But the striking players didn’t heap scorn on the replacements. “We didn’t think of them as scabs,” Foudy says. “We essentially said, ‘Go.’ ” The older players opened a strong line of communication with the younger group, making sure everyone understood what was at stake.
“I recall being on a few conference calls with the entire pool of the women’s national team,” says Christie Welsh, then a Penn State freshman — and therefore ineligible to receive any payment for her play, along with most of her teammates. No one wanted to “step on anyone’s toes, but at the same time, [there was the] excitement of the chance to play at the highest level,” Welsh says, noting how she wanted to respect the veterans and the “future they were trying to pursue.”
Foudy and the veterans told the younger players that the pay issue had less to do with the World Cup winners and more about the next generation. “This next negotiation is for you,” Foudy said. “It isn’t for us.”
Several of the players on the Australia trip went on to star in the professional Women’s United Soccer Association, which ran from 2001 to 2003, and to enjoy solid national team careers. Danielle Slaton, Nikki Serlenga and Siri Mullinix were named to the Olympic roster in 2000, with Mullinix starting all five games in goal. Welsh, Michelle French, Susan Bush and Nandi Pryce were alternates. Aly Wagner, one of the most skilled midfielders the U.S. women’s team has ever seen, didn’t make the 2000 team but went on to win two Olympic golds and to play in two World Cups.
Winning the Aussie tournament — with an 8-1 victory over the Czech Republic, a 0-0 draw with Sweden and a 3-1 win over Australia — didn’t hurt the youngsters’ chances of making future national teams. Nor did it hurt the older players’ negotiations, especially when Foudy, Hamm and company informed U.S. Soccer that the younger players had agreed not to be strikebreakers for the Olympics.
Welsh, who finished her national team career with 20 goals in 39 games, sees the players’ unified stance as an important turning point. “[It] absolutely changed the course of women’s soccer for this country,” she says, and “provided immense opportunity at a time when it was drastically needed.”

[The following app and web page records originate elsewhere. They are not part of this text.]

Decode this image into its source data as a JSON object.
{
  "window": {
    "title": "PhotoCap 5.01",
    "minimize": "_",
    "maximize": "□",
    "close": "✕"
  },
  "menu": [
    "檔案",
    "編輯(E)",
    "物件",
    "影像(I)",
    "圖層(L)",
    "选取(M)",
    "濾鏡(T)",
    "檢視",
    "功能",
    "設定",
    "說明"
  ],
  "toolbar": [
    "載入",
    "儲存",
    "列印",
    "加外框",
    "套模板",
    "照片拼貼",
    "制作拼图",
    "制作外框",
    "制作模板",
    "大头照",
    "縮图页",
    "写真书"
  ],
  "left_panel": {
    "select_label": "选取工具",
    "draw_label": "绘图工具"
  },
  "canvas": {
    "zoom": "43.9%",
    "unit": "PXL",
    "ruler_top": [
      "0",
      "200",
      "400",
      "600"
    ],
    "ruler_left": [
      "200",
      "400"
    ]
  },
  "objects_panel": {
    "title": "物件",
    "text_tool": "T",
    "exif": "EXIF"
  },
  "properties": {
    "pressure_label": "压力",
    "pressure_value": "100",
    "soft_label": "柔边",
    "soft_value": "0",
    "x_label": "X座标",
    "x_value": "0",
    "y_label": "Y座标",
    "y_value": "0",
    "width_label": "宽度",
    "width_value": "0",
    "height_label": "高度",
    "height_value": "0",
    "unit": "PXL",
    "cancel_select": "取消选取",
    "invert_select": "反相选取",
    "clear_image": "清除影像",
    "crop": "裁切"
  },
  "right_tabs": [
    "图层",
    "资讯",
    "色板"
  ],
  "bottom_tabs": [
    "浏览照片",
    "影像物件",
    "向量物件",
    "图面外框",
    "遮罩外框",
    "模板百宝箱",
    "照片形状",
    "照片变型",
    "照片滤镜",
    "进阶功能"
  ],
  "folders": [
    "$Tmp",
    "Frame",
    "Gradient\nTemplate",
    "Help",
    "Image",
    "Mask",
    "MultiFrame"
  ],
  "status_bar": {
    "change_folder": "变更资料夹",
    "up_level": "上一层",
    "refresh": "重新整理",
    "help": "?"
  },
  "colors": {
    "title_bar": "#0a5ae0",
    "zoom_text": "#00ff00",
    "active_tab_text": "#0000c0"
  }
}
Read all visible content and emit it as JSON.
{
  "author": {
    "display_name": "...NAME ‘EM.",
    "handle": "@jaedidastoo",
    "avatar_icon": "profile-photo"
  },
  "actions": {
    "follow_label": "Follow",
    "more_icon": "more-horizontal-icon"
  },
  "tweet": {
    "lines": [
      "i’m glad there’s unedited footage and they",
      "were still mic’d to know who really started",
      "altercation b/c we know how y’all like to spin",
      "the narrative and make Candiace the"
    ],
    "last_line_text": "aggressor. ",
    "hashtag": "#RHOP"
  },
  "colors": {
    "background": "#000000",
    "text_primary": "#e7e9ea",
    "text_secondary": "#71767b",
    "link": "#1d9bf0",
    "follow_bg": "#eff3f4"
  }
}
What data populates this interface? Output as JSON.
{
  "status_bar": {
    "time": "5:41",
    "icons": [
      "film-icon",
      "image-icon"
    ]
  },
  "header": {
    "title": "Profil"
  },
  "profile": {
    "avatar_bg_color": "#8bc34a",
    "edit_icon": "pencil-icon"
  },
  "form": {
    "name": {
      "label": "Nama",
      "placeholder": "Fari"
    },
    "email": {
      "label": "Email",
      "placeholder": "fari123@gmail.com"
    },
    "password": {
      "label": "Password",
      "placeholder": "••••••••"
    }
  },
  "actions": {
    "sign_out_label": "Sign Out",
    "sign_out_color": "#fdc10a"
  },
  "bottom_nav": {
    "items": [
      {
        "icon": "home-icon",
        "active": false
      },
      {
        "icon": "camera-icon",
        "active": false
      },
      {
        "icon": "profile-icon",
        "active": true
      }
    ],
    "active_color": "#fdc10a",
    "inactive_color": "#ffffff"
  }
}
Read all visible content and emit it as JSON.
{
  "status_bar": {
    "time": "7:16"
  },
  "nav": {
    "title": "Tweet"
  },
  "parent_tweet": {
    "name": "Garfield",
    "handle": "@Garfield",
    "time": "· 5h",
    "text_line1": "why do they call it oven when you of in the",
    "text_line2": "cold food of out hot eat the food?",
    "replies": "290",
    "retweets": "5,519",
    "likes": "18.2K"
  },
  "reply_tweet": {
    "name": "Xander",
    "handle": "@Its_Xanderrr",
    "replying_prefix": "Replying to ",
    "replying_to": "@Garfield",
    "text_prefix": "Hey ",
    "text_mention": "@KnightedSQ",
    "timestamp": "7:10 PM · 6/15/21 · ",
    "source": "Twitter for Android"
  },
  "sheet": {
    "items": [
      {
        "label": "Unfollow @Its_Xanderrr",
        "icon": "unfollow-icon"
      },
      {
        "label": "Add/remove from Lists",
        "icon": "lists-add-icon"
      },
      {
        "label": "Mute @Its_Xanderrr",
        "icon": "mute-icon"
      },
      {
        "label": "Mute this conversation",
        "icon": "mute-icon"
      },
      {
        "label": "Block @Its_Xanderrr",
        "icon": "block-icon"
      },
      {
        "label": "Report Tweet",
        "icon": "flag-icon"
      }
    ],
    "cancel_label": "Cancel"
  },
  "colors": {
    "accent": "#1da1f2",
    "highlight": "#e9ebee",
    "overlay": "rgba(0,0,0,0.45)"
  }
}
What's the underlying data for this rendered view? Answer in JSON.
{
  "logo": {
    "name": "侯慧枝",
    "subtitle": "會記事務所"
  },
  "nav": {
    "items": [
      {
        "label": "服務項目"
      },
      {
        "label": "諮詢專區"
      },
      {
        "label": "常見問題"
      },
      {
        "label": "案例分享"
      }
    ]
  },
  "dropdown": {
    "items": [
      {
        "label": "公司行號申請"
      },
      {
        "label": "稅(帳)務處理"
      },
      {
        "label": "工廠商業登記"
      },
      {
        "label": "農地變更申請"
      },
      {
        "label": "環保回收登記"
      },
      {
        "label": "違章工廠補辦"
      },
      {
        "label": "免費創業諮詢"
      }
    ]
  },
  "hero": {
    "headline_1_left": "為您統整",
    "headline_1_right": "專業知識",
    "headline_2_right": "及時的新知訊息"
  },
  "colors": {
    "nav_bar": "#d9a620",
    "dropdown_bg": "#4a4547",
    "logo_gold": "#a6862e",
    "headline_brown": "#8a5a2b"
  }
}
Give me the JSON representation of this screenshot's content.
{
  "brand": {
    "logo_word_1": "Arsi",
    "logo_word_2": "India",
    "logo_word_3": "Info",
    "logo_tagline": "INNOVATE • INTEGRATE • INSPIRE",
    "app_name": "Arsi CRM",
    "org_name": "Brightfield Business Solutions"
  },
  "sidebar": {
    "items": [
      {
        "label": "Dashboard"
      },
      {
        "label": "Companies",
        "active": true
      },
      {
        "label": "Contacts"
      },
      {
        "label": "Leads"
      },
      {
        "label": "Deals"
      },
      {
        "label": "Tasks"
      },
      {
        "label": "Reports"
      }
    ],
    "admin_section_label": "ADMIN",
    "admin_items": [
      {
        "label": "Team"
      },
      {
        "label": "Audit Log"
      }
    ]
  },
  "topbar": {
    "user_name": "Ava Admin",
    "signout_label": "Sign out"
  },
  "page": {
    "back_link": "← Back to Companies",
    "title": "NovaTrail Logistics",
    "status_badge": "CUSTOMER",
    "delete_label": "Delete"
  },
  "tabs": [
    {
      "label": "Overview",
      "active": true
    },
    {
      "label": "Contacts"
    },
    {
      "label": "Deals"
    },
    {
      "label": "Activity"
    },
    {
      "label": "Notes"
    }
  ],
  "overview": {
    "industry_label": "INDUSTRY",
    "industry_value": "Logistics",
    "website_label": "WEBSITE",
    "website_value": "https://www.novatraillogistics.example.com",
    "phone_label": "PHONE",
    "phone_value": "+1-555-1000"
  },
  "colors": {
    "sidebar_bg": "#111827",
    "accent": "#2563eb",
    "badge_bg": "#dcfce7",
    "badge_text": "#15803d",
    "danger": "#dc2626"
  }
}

U.S. Soccer made enough short-term concessions to bring the regulars back in the fold for some games in February 2000, and they recognized a new players union. A year later, the players signed their first collective bargaining agreement with U.S. Soccer, retroactive to February 2000.
Now, that younger generation has revved up its own negotiations over equal pay, challenging U.S. Soccer’s claim of a “no-strike” agreement and filing a wage-discrimination complaint. But a strike this year — co-captain Becky Sauerbrunn has said a boycott is possible — might just keep the team out of the Rio de Janeiro Games.